Jamaica is possibly on a course to repeat the increase in remittances seen in 2020, which reached a historic high of US$2.91 billion.
Bank of Jamaica (BOJ) data collated for the month of January shows that net remittance inflows of US$224.4 million indicated an increase of 39 per cent or US$62.9 million over January 2020.
The bank credits the increase to a rise in gross remittance inflows of 32.7 per cent or US$59.4 million, along with a decline in outflows of 17.3 per cent or US$3.5 million.
For the month of January, the increase in gross remittance inflows stemmed from a 36.8 per cent increase in inflows from remittance companies as well as an increase in other remittances of 5.2 per cent.
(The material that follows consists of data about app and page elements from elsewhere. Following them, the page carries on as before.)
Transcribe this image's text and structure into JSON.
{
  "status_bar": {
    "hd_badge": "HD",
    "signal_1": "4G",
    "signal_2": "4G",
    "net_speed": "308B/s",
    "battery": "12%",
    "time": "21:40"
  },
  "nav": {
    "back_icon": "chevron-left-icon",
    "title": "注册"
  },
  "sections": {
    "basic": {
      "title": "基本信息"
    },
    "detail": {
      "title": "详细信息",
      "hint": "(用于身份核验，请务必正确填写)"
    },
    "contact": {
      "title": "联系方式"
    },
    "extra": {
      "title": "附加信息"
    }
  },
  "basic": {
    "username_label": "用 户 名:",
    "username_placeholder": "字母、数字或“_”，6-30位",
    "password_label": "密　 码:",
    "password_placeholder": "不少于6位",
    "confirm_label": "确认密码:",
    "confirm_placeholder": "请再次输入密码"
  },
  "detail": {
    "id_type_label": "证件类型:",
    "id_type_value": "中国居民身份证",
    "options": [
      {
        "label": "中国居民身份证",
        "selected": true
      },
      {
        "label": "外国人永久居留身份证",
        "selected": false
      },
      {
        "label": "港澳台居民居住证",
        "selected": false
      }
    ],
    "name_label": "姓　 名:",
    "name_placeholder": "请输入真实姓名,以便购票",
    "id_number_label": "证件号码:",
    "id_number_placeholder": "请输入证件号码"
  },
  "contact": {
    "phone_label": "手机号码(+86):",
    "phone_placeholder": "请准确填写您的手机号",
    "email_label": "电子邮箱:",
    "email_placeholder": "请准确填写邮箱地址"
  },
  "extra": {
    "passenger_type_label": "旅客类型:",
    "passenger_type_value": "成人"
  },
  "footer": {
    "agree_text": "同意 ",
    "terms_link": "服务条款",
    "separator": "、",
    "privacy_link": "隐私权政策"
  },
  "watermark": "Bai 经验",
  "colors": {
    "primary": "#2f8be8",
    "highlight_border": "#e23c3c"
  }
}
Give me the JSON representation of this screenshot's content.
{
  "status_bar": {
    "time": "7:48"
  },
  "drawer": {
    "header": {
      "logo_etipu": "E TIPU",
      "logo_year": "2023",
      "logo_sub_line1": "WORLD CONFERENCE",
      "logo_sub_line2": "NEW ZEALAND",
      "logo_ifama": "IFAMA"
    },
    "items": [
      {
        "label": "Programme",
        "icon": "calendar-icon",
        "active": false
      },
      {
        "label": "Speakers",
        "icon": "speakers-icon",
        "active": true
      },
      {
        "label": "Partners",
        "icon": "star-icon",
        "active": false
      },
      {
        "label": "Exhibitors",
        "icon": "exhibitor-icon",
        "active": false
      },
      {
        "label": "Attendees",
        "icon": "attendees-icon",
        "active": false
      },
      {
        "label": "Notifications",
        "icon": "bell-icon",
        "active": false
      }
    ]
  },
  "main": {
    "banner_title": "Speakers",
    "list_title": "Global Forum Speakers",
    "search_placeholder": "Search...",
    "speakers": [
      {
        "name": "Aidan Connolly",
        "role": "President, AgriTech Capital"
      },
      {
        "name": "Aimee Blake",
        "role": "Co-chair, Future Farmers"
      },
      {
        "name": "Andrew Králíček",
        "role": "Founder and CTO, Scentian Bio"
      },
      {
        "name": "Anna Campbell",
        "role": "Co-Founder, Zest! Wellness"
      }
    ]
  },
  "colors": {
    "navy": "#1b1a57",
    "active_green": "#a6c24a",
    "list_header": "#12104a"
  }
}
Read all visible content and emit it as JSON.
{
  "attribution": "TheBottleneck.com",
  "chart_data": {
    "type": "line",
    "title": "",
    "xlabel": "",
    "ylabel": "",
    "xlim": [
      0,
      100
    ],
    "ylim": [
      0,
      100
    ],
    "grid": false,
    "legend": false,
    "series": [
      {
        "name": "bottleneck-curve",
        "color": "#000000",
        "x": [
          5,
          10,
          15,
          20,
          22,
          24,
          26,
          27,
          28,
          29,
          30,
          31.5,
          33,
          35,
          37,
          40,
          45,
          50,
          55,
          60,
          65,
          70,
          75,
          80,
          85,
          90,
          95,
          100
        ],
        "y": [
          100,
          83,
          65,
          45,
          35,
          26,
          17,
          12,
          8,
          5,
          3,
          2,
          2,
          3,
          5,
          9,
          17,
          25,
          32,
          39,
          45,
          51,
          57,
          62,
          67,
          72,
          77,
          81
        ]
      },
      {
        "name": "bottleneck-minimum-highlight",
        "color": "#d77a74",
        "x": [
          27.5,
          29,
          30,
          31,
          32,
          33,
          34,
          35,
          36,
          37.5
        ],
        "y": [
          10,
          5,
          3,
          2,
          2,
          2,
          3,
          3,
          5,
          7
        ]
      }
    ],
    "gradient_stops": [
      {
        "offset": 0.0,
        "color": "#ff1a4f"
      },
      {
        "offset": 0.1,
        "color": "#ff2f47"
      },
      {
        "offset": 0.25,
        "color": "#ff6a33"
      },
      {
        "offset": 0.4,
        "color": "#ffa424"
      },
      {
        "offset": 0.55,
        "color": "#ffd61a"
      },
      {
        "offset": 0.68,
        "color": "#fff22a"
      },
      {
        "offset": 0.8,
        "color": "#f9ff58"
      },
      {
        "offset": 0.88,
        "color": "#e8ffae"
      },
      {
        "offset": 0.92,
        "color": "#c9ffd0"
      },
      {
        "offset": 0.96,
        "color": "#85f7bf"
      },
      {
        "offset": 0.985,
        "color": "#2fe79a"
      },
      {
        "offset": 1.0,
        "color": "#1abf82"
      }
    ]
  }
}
Between January and April, net remittance inflows of US$2,399.4 million represented 32.5 per cent or US$589.0 million uptick relative to the pevious corresponding period.
This improvement resulted from an increase of 27.0 per cent or US$548.3 million in total remittance inflows, further aided by a fall off of 18.4 per cent or US$40.7 million in total remittance outflows.
The central bank said the USA remained the largest source market of remittance flows to Jamaica for January 2021.
Remittances from the USA accounted for 69.8 per cent of total inflows, up from 65.2 per cent recorded in January 2020.
Other source countries which contributed a notable share of remittances for the month were the UK with 11.9 per cent, Canada and the Cayman Islands with 8.9 per cent and 5.6 per cent, respectively.
For the month of January 2021, Jamaica’s 32.7 per cent growth in remittance inflows is higher than that of Mexico, which registered a growth rate of 27.3 per cent.
Guatemala and El Salvador also registered growth for the period, with increases of roughly 8.7 per cent and 6.6 per cent respectively.